Scott Weiland is Dead and No One is Glorifying Him

scott-weiland-and-mary-forsberg

Less than a week after Scott Weiland’s death, his second wife penned an open letter to him on behalf of his still young children. The piece was quickly labeled “poignant” and “powerful” with Mary Forsberg Weiland described as “brave,” so many people heartbroken for her.

While I have sadness and empathy in my heart for Scott Weiland’s children, dealing with his death at the tender ages of 15 and 13 must be especially difficult, I have little sympathy for Mary Forsberg, and I’m here to tell you why.

I’m the unfortunate child of an addict. A life I was born into which I didn’t choose. When I read the Rolling Stone article, I was almost angry by Forsberg’s callousness and lack of accountability. Who decided to marry and bring two children into the world with a publicly-known and destructive addict? Who is now assuming the role of martyr?

I also want to know who exactly is glorifying Scott’s death? If anything, most of us have pity for him. I do. I’ve grown up with his music—a wonderful artist that fucked up and was fucked up.

I pity his wonderful talent gone to waste. I pity his substance abuse. I pity his lack of fatherhood.
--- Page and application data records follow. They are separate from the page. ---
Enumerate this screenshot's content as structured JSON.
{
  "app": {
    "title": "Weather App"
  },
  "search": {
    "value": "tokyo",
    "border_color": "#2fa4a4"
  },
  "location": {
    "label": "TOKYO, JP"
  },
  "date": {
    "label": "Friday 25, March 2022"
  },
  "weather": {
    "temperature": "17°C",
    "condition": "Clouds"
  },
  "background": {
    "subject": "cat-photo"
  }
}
I pity his destructive relationships in both platonic and romantic situations.

Rumors are flying about both sides of the story: Mary onced used heavy drugs like heroin and cocaine, Scott paid $60,000 per month in child support, Mary refused to let Scott see his kids, Scott committed spousal abuse on Mary.

And still, in all of this, it’s the children that suffer the most.
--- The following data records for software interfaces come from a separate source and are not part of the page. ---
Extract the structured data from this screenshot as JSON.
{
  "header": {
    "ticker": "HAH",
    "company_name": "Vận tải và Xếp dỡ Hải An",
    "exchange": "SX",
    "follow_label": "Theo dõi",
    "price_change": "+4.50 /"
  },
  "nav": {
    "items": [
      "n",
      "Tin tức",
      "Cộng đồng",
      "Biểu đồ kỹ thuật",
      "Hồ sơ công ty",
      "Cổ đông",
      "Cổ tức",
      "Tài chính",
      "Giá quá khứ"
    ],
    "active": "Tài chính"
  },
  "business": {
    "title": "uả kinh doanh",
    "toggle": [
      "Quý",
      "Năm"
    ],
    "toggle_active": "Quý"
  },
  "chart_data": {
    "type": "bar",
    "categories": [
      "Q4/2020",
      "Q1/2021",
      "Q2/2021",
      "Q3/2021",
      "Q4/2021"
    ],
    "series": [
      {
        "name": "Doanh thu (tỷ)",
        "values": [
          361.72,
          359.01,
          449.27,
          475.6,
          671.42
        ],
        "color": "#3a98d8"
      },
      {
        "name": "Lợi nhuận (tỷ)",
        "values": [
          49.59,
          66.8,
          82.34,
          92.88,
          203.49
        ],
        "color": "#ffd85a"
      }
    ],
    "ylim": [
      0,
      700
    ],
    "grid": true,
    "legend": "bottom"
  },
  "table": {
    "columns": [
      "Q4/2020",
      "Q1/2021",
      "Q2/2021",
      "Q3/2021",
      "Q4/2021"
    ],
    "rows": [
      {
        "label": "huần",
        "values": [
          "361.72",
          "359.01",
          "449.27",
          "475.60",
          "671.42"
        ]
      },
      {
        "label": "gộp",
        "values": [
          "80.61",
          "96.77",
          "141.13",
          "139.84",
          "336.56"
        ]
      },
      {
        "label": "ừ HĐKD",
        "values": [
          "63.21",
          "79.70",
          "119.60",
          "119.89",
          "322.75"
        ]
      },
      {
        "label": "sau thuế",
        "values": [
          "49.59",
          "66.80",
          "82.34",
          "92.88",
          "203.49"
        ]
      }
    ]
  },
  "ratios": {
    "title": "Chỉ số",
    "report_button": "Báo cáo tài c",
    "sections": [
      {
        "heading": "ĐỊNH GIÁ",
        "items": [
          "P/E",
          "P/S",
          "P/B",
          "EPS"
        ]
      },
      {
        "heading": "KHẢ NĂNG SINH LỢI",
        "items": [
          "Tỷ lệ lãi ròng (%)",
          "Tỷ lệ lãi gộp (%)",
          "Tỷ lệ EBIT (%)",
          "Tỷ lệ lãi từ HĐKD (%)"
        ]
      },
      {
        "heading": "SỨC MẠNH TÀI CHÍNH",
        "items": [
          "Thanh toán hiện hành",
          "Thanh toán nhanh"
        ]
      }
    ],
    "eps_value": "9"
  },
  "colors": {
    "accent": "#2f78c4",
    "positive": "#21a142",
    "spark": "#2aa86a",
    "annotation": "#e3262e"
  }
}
To Scott and Mary’s kids:

It will be okay, but you have to make it okay. Your parents short-comings don’t define you. You’ll experience the pain from it for the rest of your life, but it will be okay. Try to treasure the good memories you had, if any. Don’t let hate fill your heart.
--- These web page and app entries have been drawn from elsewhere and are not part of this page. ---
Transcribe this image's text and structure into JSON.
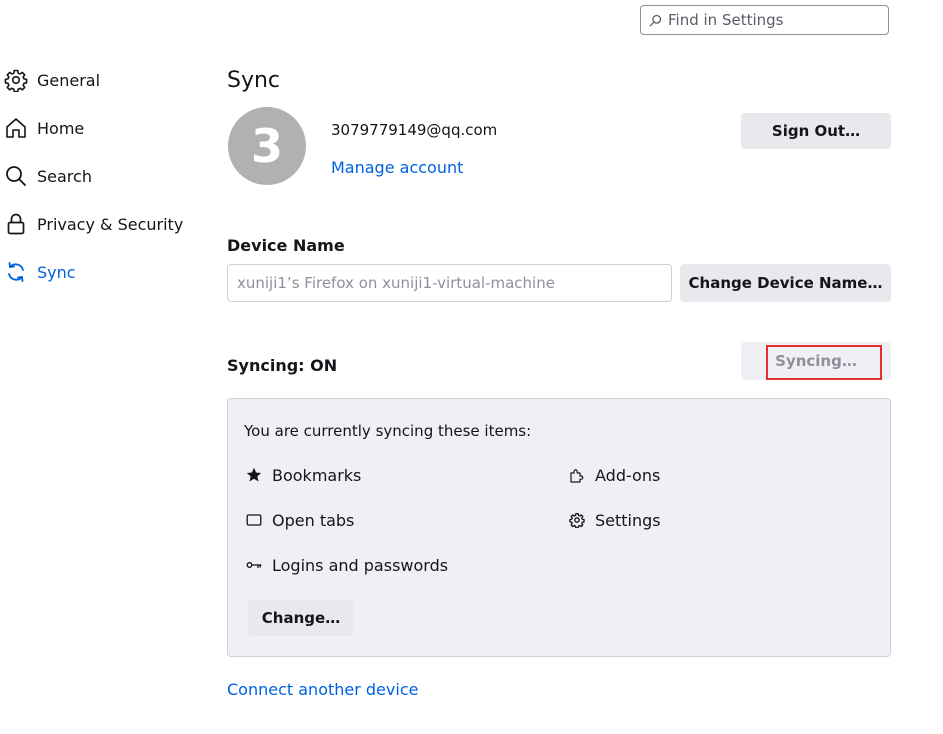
{
  "search": {
    "placeholder": "Find in Settings"
  },
  "sidebar": {
    "items": [
      {
        "label": "General",
        "icon": "gear-icon"
      },
      {
        "label": "Home",
        "icon": "home-icon"
      },
      {
        "label": "Search",
        "icon": "search-icon"
      },
      {
        "label": "Privacy & Security",
        "icon": "lock-icon"
      },
      {
        "label": "Sync",
        "icon": "sync-icon",
        "active": true
      }
    ]
  },
  "main": {
    "title": "Sync",
    "account": {
      "avatar_letter": "3",
      "email": "3079779149@qq.com",
      "manage_link": "Manage account",
      "sign_out_label": "Sign Out…"
    },
    "device": {
      "heading": "Device Name",
      "placeholder": "xuniji1’s Firefox on xuniji1-virtual-machine",
      "change_label": "Change Device Name…"
    },
    "sync": {
      "status": "Syncing: ON",
      "syncing_label": "Syncing…",
      "intro": "You are currently syncing these items:",
      "items": [
        {
          "label": "Bookmarks",
          "icon": "star-icon"
        },
        {
          "label": "Add-ons",
          "icon": "puzzle-icon"
        },
        {
          "label": "Open tabs",
          "icon": "tab-icon"
        },
        {
          "label": "Settings",
          "icon": "gear-icon"
        },
        {
          "label": "Logins and passwords",
          "icon": "key-icon"
        }
      ],
      "change_label": "Change…"
    },
    "connect_link": "Connect another device"
  },
  "colors": {
    "accent": "#0061e0",
    "button_bg": "#e9e9ed",
    "panel_bg": "#f0f0f4",
    "highlight": "#e22f2f"
  }
}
To Scott:

I’m sorry you had this disease. I’m sorry you couldn’t be the father you needed to be. I’m just sorry. And I won’t glorify your rockstar life. I promise.

Advertisements